For my upcoming Star Frontiers Campaign, I was going to produce my own custom, 2-sided character sheets with a tent. This would help some of my first-time players quickly produce a character. And to save time, I changed my mind and decided to use the one on Polyhedral Nonsense

I find this massively amusing. I was ready to invest a ridiculous amount of time making my own sheet and found an amazing sheet on website labeled "nonsense". Each area is neatly designed with large areas suitable for either computer text or handwriting. It corrects the one-side flaw of the original and ups the game with a useful tent. 

This is the opposite of nonsense, it's fabulous! I use a 1-5 star system for ratings, so this sheet gets 5 stars. 

Sorry, I didn't mean to do a review. But since Polyhedral Nonsense saved me so much time and effort, I had to do it. 

Back to your article, already in progress. 

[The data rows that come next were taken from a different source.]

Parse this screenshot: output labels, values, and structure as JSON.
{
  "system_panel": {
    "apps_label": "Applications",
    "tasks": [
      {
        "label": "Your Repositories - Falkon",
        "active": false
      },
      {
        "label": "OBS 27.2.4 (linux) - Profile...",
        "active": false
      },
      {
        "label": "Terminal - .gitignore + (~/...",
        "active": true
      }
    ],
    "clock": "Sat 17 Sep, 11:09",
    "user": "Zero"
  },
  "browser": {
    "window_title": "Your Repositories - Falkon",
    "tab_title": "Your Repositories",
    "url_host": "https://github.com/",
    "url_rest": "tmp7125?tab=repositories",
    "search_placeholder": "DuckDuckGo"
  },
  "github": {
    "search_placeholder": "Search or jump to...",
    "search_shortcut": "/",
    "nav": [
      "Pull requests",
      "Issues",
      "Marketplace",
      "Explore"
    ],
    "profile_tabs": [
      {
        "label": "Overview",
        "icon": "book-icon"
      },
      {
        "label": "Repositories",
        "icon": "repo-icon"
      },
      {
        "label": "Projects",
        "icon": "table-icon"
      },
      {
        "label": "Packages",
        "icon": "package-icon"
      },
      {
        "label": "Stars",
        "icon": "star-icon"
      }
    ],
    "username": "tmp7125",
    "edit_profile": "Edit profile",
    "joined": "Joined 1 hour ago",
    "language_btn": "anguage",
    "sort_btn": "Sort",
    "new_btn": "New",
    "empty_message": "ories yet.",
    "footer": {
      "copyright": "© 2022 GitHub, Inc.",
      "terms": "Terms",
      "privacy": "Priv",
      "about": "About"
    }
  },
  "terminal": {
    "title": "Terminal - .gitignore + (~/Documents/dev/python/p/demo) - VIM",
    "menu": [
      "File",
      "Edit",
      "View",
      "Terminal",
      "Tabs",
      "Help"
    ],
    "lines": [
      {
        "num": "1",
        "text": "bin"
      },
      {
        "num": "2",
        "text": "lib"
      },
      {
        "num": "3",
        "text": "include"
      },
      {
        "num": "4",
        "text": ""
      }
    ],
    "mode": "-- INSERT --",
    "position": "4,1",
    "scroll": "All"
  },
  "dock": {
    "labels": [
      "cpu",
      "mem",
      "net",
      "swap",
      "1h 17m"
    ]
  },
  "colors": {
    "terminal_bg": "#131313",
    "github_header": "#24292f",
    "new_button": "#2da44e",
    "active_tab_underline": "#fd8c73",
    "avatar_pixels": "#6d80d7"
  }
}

The characters... 

I assume the characters have lived through the Crash on Volturnus modules. The group lives on the planet Typhon, a water world whose colony supports the post-war effort of decommissioning and preserving warships on the planet Dust. This endeavor requires nearly every skill in known space, of which the characters have a bit. The players will find it easy to fit in and have opportunities to improve their career skills, whatever they might be. They are learning to operate and maintain spaceships. 

I have a couple house rules that will be in effect. Spaceship skills are available from the get-go, but this is slightly modified as we are creating higher-level characters. The players will be granted 30 experience points to select any skill from the Alpha Dawn rules and 10 experience points to select spaceship skills from Knight Hawks. 

That isn't too unusual. That places the characters with a non-combat PSA plus a couple of Military skills, and one spaceship skill. 

What is unusual is the characters all have professions, meaning they draw a salary. At generation, the players can buy a monthly salary of 1000 credits for one experience point, 2000 for 3 experience points, and so on. In addition to this, they get their normal roll for credits plus one month's salary cash. Star Frontiers has a lot of cool gear but hobbles the players and the characters with a lack of credits. I hate that. Each character also has a place to stay, which means they have far more than the typical adventurer. 

The players also start with a standard equipment pack plus a laser pistol, coveralls, and a backpack, mementos of their time on Vulturnus. Each one has a professional tool kit. Anyone who has a Military skill will have one appropriate personal weapon assigned to them. If they want more, they need to spend their savings.  

The players will discover that Typhon and Dust isn't really a place for weapons, but the moment they get moving on their adventure, they will need them. I need to build a bestiary and make maps for both planets. Life is not especially dangerous, more of a point of interest for the curious player.